MATERIAL SUPPLIED START

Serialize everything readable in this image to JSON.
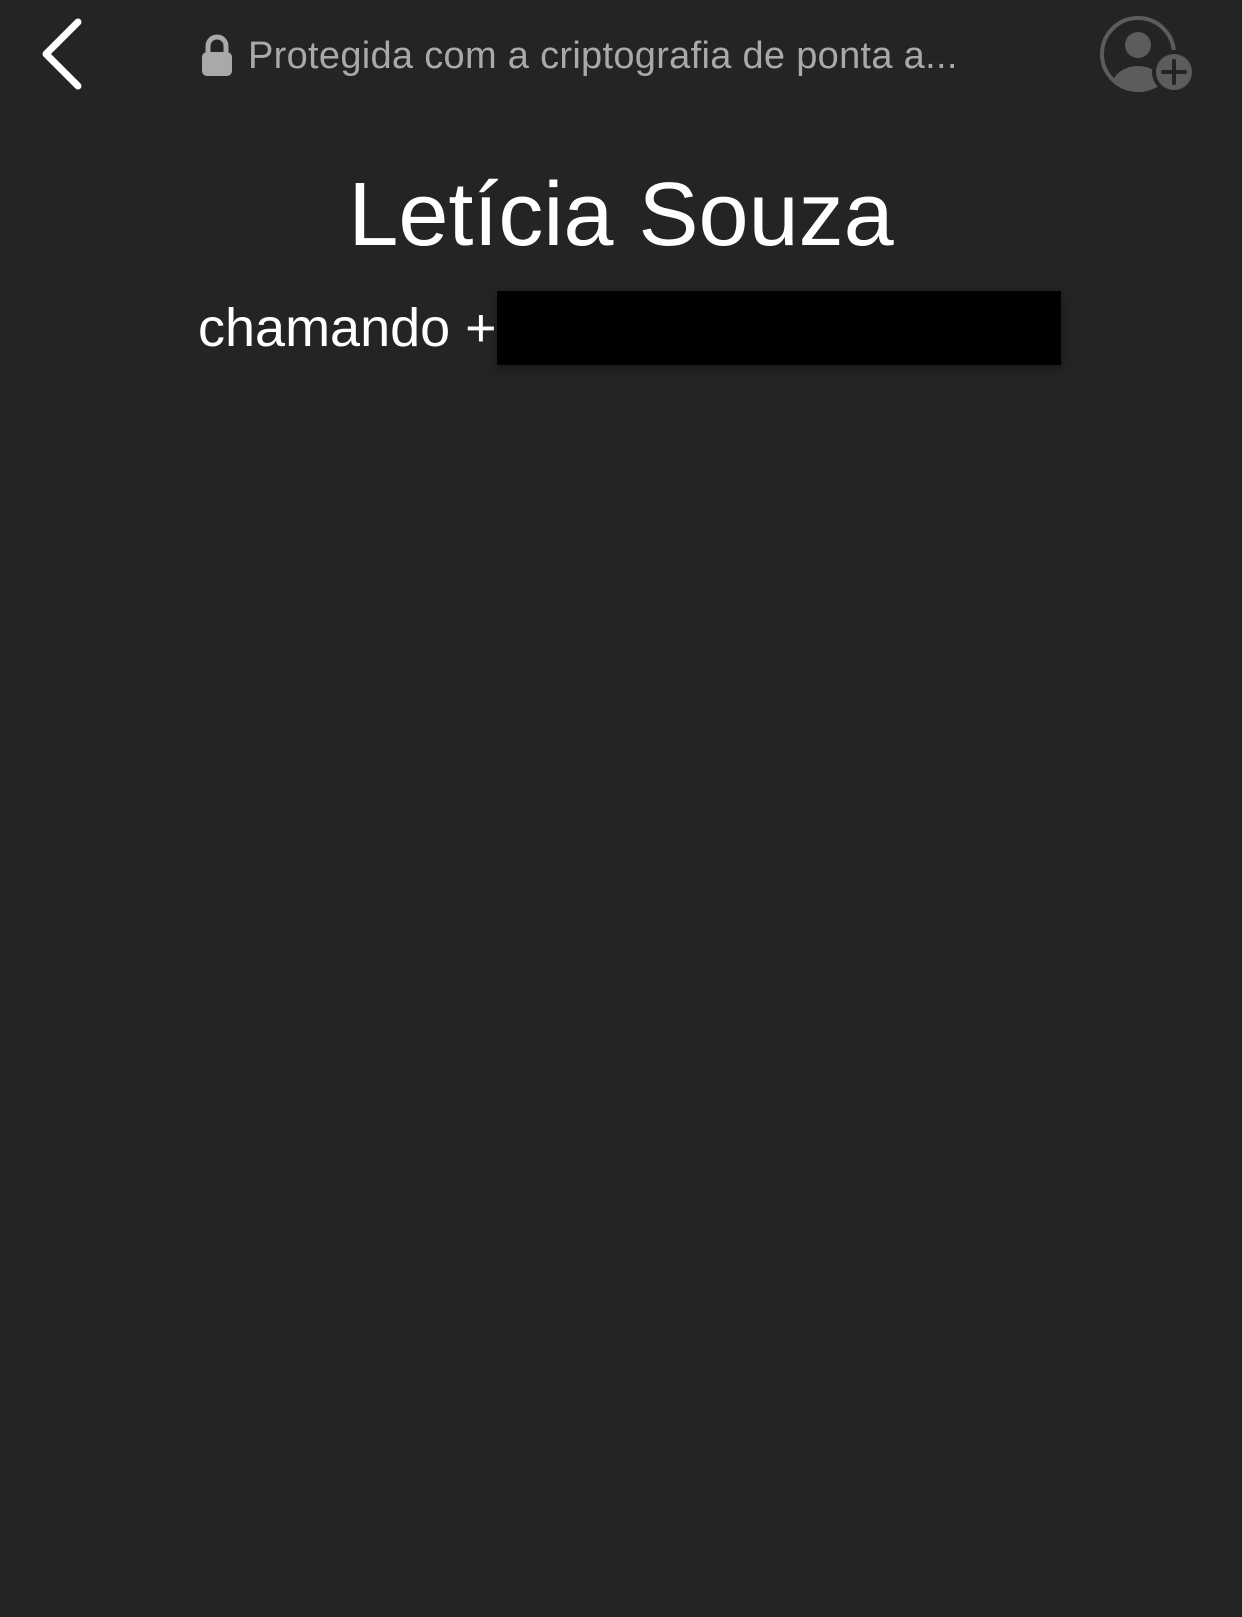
{
  "header": {
    "back_icon": "chevron-left-icon",
    "lock_icon": "lock-icon",
    "encryption_notice": "Protegida com a criptografia de ponta a...",
    "add_contact_icon": "add-person-icon"
  },
  "call": {
    "caller_name": "Letícia Souza",
    "status_prefix": "chamando +"
  },
  "colors": {
    "background": "#242424",
    "primary_text": "#ffffff",
    "secondary_text": "#a9a9a9",
    "redaction": "#000000"
  }
}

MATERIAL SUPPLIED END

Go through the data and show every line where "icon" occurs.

    "back_icon": "chevron-left-icon",
    "lock_icon": "lock-icon",
    "add_contact_icon": "add-person-icon"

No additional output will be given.